Component data from apps and pages:
◇ ◇ ◇

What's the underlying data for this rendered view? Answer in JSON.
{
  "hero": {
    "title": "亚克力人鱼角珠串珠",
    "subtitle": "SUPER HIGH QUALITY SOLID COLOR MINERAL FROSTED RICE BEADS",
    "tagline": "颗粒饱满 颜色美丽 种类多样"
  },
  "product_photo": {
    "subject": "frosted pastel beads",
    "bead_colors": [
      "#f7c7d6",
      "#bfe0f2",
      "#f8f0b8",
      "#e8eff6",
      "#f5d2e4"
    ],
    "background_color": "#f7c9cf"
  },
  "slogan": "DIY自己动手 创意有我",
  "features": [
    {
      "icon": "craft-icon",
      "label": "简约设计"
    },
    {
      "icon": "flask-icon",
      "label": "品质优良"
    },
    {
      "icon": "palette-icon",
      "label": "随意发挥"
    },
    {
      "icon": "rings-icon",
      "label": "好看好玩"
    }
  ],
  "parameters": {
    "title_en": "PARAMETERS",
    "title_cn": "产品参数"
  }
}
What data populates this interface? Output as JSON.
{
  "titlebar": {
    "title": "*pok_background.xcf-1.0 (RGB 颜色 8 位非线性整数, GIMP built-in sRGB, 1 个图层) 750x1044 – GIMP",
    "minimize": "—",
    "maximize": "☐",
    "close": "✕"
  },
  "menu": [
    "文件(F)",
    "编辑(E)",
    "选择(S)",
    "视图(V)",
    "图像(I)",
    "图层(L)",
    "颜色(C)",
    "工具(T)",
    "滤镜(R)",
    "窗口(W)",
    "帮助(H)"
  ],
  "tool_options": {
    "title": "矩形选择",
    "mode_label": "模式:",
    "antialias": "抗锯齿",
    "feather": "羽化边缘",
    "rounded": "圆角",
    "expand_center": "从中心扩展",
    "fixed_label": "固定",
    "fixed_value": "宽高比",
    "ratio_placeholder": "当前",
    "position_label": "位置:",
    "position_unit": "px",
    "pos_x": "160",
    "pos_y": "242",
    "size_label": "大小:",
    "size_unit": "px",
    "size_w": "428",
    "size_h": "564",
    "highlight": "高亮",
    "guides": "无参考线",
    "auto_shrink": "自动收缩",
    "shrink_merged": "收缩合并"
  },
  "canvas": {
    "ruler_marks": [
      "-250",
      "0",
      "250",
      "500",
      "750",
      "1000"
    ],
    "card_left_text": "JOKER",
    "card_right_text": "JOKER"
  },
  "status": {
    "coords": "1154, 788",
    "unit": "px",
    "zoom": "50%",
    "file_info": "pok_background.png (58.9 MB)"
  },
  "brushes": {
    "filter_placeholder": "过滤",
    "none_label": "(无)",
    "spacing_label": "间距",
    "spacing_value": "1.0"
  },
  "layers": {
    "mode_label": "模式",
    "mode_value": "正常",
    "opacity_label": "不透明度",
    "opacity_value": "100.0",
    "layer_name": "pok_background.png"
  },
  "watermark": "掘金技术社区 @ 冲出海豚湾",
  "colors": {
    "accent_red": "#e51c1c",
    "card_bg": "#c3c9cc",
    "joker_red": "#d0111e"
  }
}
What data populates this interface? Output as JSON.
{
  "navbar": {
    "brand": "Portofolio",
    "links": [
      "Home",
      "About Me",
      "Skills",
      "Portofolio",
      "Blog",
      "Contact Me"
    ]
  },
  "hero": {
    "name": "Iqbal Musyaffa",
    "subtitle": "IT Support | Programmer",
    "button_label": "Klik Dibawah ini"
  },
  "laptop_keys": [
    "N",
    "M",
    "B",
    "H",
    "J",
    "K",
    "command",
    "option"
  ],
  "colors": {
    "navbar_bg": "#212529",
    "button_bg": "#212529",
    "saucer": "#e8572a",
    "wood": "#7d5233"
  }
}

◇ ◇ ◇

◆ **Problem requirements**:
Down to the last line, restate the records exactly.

◆ **Exercise output**:
What's the underlying data for this rendered view? Answer in JSON.
{
  "hero": {
    "title": "亚克力人鱼角珠串珠",
    "subtitle": "SUPER HIGH QUALITY SOLID COLOR MINERAL FROSTED RICE BEADS",
    "tagline": "颗粒饱满 颜色美丽 种类多样"
  },
  "product_photo": {
    "subject": "frosted pastel beads",
    "bead_colors": [
      "#f7c7d6",
      "#bfe0f2",
      "#f8f0b8",
      "#e8eff6",
      "#f5d2e4"
    ],
    "background_color": "#f7c9cf"
  },
  "slogan": "DIY自己动手 创意有我",
  "features": [
    {
      "icon": "craft-icon",
      "label": "简约设计"
    },
    {
      "icon": "flask-icon",
      "label": "品质优良"
    },
    {
      "icon": "palette-icon",
      "label": "随意发挥"
    },
    {
      "icon": "rings-icon",
      "label": "好看好玩"
    }
  ],
  "parameters": {
    "title_en": "PARAMETERS",
    "title_cn": "产品参数"
  }
}
What data populates this interface? Output as JSON.
{
  "titlebar": {
    "title": "*pok_background.xcf-1.0 (RGB 颜色 8 位非线性整数, GIMP built-in sRGB, 1 个图层) 750x1044 – GIMP",
    "minimize": "—",
    "maximize": "☐",
    "close": "✕"
  },
  "menu": [
    "文件(F)",
    "编辑(E)",
    "选择(S)",
    "视图(V)",
    "图像(I)",
    "图层(L)",
    "颜色(C)",
    "工具(T)",
    "滤镜(R)",
    "窗口(W)",
    "帮助(H)"
  ],
  "tool_options": {
    "title": "矩形选择",
    "mode_label": "模式:",
    "antialias": "抗锯齿",
    "feather": "羽化边缘",
    "rounded": "圆角",
    "expand_center": "从中心扩展",
    "fixed_label": "固定",
    "fixed_value": "宽高比",
    "ratio_placeholder": "当前",
    "position_label": "位置:",
    "position_unit": "px",
    "pos_x": "160",
    "pos_y": "242",
    "size_label": "大小:",
    "size_unit": "px",
    "size_w": "428",
    "size_h": "564",
    "highlight": "高亮",
    "guides": "无参考线",
    "auto_shrink": "自动收缩",
    "shrink_merged": "收缩合并"
  },
  "canvas": {
    "ruler_marks": [
      "-250",
      "0",
      "250",
      "500",
      "750",
      "1000"
    ],
    "card_left_text": "JOKER",
    "card_right_text": "JOKER"
  },
  "status": {
    "coords": "1154, 788",
    "unit": "px",
    "zoom": "50%",
    "file_info": "pok_background.png (58.9 MB)"
  },
  "brushes": {
    "filter_placeholder": "过滤",
    "none_label": "(无)",
    "spacing_label": "间距",
    "spacing_value": "1.0"
  },
  "layers": {
    "mode_label": "模式",
    "mode_value": "正常",
    "opacity_label": "不透明度",
    "opacity_value": "100.0",
    "layer_name": "pok_background.png"
  },
  "watermark": "掘金技术社区 @ 冲出海豚湾",
  "colors": {
    "accent_red": "#e51c1c",
    "card_bg": "#c3c9cc",
    "joker_red": "#d0111e"
  }
}
What data populates this interface? Output as JSON.
{
  "navbar": {
    "brand": "Portofolio",
    "links": [
      "Home",
      "About Me",
      "Skills",
      "Portofolio",
      "Blog",
      "Contact Me"
    ]
  },
  "hero": {
    "name": "Iqbal Musyaffa",
    "subtitle": "IT Support | Programmer",
    "button_label": "Klik Dibawah ini"
  },
  "laptop_keys": [
    "N",
    "M",
    "B",
    "H",
    "J",
    "K",
    "command",
    "option"
  ],
  "colors": {
    "navbar_bg": "#212529",
    "button_bg": "#212529",
    "saucer": "#e8572a",
    "wood": "#7d5233"
  }
}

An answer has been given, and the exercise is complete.